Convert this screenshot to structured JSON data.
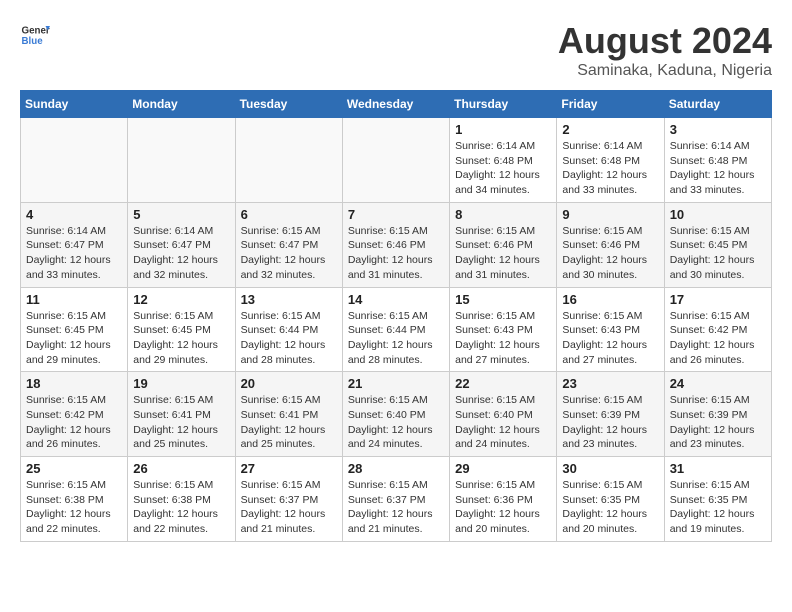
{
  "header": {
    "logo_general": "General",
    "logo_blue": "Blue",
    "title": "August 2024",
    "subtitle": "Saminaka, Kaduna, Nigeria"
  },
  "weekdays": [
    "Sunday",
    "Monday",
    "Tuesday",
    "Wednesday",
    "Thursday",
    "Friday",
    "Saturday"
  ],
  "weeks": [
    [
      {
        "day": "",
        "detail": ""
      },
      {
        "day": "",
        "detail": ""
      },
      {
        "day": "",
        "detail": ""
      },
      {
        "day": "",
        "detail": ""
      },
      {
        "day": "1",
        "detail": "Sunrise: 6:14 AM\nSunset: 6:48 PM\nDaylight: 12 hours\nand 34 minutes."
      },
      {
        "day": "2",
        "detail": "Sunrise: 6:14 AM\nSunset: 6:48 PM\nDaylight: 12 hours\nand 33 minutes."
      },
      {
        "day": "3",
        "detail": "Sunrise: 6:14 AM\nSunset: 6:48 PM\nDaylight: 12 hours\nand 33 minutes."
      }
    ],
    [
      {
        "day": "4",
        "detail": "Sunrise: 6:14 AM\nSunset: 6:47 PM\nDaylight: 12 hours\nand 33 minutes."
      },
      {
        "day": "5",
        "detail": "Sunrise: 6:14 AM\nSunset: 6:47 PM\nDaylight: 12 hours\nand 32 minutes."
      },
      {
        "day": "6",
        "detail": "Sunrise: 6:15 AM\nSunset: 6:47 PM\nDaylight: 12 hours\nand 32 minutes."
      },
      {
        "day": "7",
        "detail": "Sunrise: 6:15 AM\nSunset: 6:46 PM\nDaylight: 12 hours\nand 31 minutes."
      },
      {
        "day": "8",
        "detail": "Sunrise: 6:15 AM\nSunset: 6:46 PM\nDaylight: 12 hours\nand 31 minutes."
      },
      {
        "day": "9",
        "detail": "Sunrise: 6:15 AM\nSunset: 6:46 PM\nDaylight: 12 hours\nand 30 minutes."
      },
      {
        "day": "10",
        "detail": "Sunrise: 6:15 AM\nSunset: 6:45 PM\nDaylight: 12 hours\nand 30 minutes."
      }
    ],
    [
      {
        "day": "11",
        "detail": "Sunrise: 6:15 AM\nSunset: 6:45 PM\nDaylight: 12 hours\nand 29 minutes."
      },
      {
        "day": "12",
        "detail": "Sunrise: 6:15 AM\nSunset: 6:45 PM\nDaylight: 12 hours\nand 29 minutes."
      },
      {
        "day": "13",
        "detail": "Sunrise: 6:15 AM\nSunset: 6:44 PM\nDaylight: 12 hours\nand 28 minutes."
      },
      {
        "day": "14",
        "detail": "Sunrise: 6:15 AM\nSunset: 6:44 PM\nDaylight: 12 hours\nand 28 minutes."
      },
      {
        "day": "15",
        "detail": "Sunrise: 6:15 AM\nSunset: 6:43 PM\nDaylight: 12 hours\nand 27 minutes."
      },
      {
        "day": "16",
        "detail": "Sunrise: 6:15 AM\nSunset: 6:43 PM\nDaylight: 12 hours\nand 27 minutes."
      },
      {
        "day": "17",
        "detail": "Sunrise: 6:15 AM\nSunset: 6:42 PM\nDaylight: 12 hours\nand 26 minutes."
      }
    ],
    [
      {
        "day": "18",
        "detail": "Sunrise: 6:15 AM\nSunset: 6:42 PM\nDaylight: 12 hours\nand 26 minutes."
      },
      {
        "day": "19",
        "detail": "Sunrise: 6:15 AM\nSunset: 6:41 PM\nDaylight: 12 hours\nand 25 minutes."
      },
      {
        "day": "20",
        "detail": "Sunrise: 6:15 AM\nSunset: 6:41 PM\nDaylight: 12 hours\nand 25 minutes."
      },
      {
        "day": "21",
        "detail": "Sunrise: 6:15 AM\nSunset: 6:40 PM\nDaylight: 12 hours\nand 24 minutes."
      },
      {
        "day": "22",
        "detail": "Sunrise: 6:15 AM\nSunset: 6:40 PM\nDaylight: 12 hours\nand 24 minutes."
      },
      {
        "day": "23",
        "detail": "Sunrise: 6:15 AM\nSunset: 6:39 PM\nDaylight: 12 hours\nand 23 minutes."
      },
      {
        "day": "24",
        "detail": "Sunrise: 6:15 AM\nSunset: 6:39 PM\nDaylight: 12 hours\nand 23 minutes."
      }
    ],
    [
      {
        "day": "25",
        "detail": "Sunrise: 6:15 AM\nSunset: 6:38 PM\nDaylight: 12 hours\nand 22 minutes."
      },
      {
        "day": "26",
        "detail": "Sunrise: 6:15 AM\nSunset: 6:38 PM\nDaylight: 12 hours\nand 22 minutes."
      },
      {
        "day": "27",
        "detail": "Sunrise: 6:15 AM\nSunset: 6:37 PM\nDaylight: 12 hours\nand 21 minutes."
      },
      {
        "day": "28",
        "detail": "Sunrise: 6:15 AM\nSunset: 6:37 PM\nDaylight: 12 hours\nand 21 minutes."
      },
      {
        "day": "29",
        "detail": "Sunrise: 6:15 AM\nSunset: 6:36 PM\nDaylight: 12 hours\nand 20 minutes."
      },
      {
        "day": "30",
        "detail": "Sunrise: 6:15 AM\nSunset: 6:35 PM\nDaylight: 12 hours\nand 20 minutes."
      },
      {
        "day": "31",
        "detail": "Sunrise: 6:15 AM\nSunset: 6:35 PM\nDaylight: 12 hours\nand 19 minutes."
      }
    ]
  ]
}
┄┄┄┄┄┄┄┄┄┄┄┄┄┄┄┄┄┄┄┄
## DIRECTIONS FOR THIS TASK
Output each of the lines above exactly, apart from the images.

## ANSWER SECTION
Convert this screenshot to structured JSON data.
{
  "header": {
    "logo_general": "General",
    "logo_blue": "Blue",
    "title": "August 2024",
    "subtitle": "Saminaka, Kaduna, Nigeria"
  },
  "weekdays": [
    "Sunday",
    "Monday",
    "Tuesday",
    "Wednesday",
    "Thursday",
    "Friday",
    "Saturday"
  ],
  "weeks": [
    [
      {
        "day": "",
        "detail": ""
      },
      {
        "day": "",
        "detail": ""
      },
      {
        "day": "",
        "detail": ""
      },
      {
        "day": "",
        "detail": ""
      },
      {
        "day": "1",
        "detail": "Sunrise: 6:14 AM\nSunset: 6:48 PM\nDaylight: 12 hours\nand 34 minutes."
      },
      {
        "day": "2",
        "detail": "Sunrise: 6:14 AM\nSunset: 6:48 PM\nDaylight: 12 hours\nand 33 minutes."
      },
      {
        "day": "3",
        "detail": "Sunrise: 6:14 AM\nSunset: 6:48 PM\nDaylight: 12 hours\nand 33 minutes."
      }
    ],
    [
      {
        "day": "4",
        "detail": "Sunrise: 6:14 AM\nSunset: 6:47 PM\nDaylight: 12 hours\nand 33 minutes."
      },
      {
        "day": "5",
        "detail": "Sunrise: 6:14 AM\nSunset: 6:47 PM\nDaylight: 12 hours\nand 32 minutes."
      },
      {
        "day": "6",
        "detail": "Sunrise: 6:15 AM\nSunset: 6:47 PM\nDaylight: 12 hours\nand 32 minutes."
      },
      {
        "day": "7",
        "detail": "Sunrise: 6:15 AM\nSunset: 6:46 PM\nDaylight: 12 hours\nand 31 minutes."
      },
      {
        "day": "8",
        "detail": "Sunrise: 6:15 AM\nSunset: 6:46 PM\nDaylight: 12 hours\nand 31 minutes."
      },
      {
        "day": "9",
        "detail": "Sunrise: 6:15 AM\nSunset: 6:46 PM\nDaylight: 12 hours\nand 30 minutes."
      },
      {
        "day": "10",
        "detail": "Sunrise: 6:15 AM\nSunset: 6:45 PM\nDaylight: 12 hours\nand 30 minutes."
      }
    ],
    [
      {
        "day": "11",
        "detail": "Sunrise: 6:15 AM\nSunset: 6:45 PM\nDaylight: 12 hours\nand 29 minutes."
      },
      {
        "day": "12",
        "detail": "Sunrise: 6:15 AM\nSunset: 6:45 PM\nDaylight: 12 hours\nand 29 minutes."
      },
      {
        "day": "13",
        "detail": "Sunrise: 6:15 AM\nSunset: 6:44 PM\nDaylight: 12 hours\nand 28 minutes."
      },
      {
        "day": "14",
        "detail": "Sunrise: 6:15 AM\nSunset: 6:44 PM\nDaylight: 12 hours\nand 28 minutes."
      },
      {
        "day": "15",
        "detail": "Sunrise: 6:15 AM\nSunset: 6:43 PM\nDaylight: 12 hours\nand 27 minutes."
      },
      {
        "day": "16",
        "detail": "Sunrise: 6:15 AM\nSunset: 6:43 PM\nDaylight: 12 hours\nand 27 minutes."
      },
      {
        "day": "17",
        "detail": "Sunrise: 6:15 AM\nSunset: 6:42 PM\nDaylight: 12 hours\nand 26 minutes."
      }
    ],
    [
      {
        "day": "18",
        "detail": "Sunrise: 6:15 AM\nSunset: 6:42 PM\nDaylight: 12 hours\nand 26 minutes."
      },
      {
        "day": "19",
        "detail": "Sunrise: 6:15 AM\nSunset: 6:41 PM\nDaylight: 12 hours\nand 25 minutes."
      },
      {
        "day": "20",
        "detail": "Sunrise: 6:15 AM\nSunset: 6:41 PM\nDaylight: 12 hours\nand 25 minutes."
      },
      {
        "day": "21",
        "detail": "Sunrise: 6:15 AM\nSunset: 6:40 PM\nDaylight: 12 hours\nand 24 minutes."
      },
      {
        "day": "22",
        "detail": "Sunrise: 6:15 AM\nSunset: 6:40 PM\nDaylight: 12 hours\nand 24 minutes."
      },
      {
        "day": "23",
        "detail": "Sunrise: 6:15 AM\nSunset: 6:39 PM\nDaylight: 12 hours\nand 23 minutes."
      },
      {
        "day": "24",
        "detail": "Sunrise: 6:15 AM\nSunset: 6:39 PM\nDaylight: 12 hours\nand 23 minutes."
      }
    ],
    [
      {
        "day": "25",
        "detail": "Sunrise: 6:15 AM\nSunset: 6:38 PM\nDaylight: 12 hours\nand 22 minutes."
      },
      {
        "day": "26",
        "detail": "Sunrise: 6:15 AM\nSunset: 6:38 PM\nDaylight: 12 hours\nand 22 minutes."
      },
      {
        "day": "27",
        "detail": "Sunrise: 6:15 AM\nSunset: 6:37 PM\nDaylight: 12 hours\nand 21 minutes."
      },
      {
        "day": "28",
        "detail": "Sunrise: 6:15 AM\nSunset: 6:37 PM\nDaylight: 12 hours\nand 21 minutes."
      },
      {
        "day": "29",
        "detail": "Sunrise: 6:15 AM\nSunset: 6:36 PM\nDaylight: 12 hours\nand 20 minutes."
      },
      {
        "day": "30",
        "detail": "Sunrise: 6:15 AM\nSunset: 6:35 PM\nDaylight: 12 hours\nand 20 minutes."
      },
      {
        "day": "31",
        "detail": "Sunrise: 6:15 AM\nSunset: 6:35 PM\nDaylight: 12 hours\nand 19 minutes."
      }
    ]
  ]
}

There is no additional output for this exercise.